Here I thought that I had taught myself.  I was a bona fide artist.  A person that taught myself how to do an art.

Then I found a book about dyeing with natural dyes.  Again…Here I sat with my eyes wide open, not realizing how little I really know.  I realized how little I had dug into the natural dyeing world.  I thought I had dove right in, right into the deep end.  I had found ways to dye yarn with plants.  I knew that I hadn’t gone into the full spectrum of colors, but I had found great resources for yellow and green.  Going through this book, I realized that I hadn’t even realized the potential of some of the plants that I had in my yard (that are now shriveled up and hiding for the winter).  I am at the super novice level, not even close to calling myself an emerging artist.  That’s what I want.  I want to be a fiber artist.  A dyer.  But I can’t even call myself that.  I can’t even try to be a fiber artist poser.

Why?  Because I really don’t know what in the hell I am doing.  I draw pictures on fabric.  I use different floss colors or yarn colors to create a desired effect, but there are so many other mediums that I can be using.  There are so many other materials that I could incorporate into my work that would greatly enhance it.  I suppose I just need to take it step by step.

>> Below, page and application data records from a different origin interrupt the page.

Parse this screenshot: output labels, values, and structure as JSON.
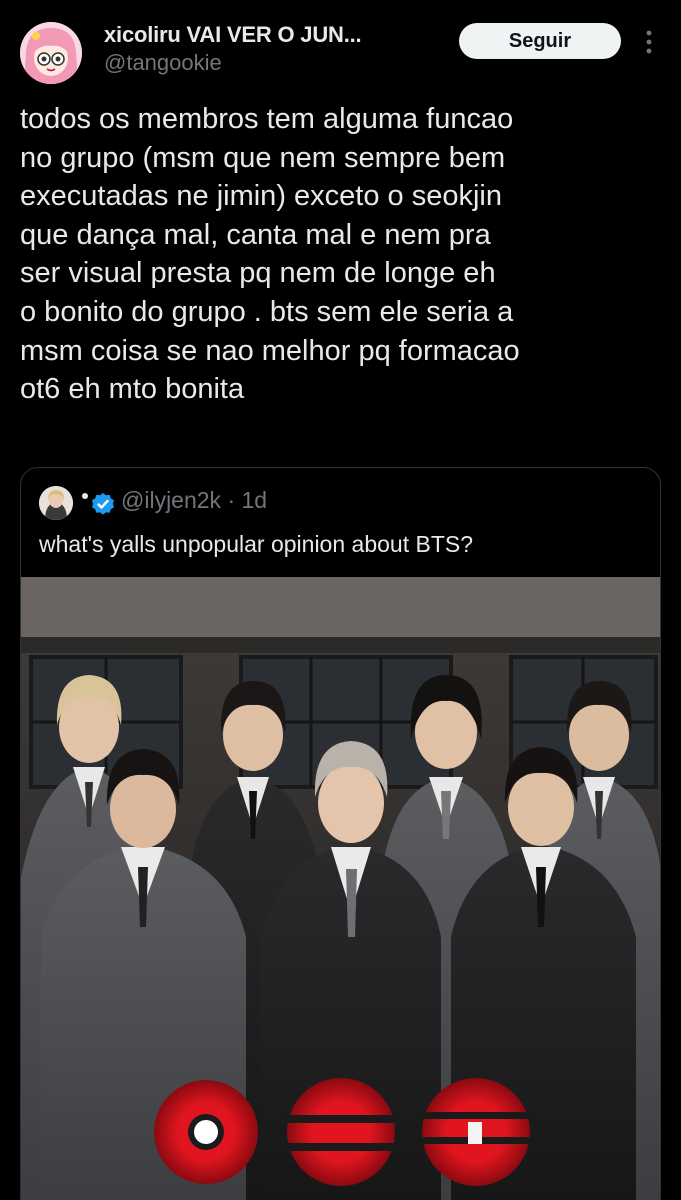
{
  "author": {
    "display_name": "xicoliru VAI VER O JUN...",
    "handle": "@tangookie",
    "avatar_icon": "profile-avatar",
    "follow_label": "Seguir",
    "more_icon": "more-options-icon"
  },
  "tweet": {
    "text": "todos os membros tem alguma funcao\nno grupo (msm que nem sempre bem\nexecutadas ne jimin) exceto o seokjin\nque dança mal, canta mal e nem pra\nser visual presta pq nem de longe eh\no bonito do grupo . bts sem ele seria a\nmsm coisa se nao melhor pq formacao\not6 eh mto bonita"
  },
  "quote": {
    "handle": "@ilyjen2k",
    "separator": "·",
    "time": "1d",
    "text": "what's yalls unpopular opinion about BTS?",
    "verified_color": "#1d9bf0",
    "media_alt_icon": "group-photo"
  },
  "colors": {
    "background": "#000000",
    "text": "#e7e9ea",
    "muted": "#71767b",
    "border": "#2f3336",
    "accent_red": "#e0151f"
  }
}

I will have some new work to show very soon!  I am actually trying to do a time elapsed sort of slide show to show the way that my work progresses over time.  I think it will be really neat!  I would also like to put on an artshow at some point in the next six months or so.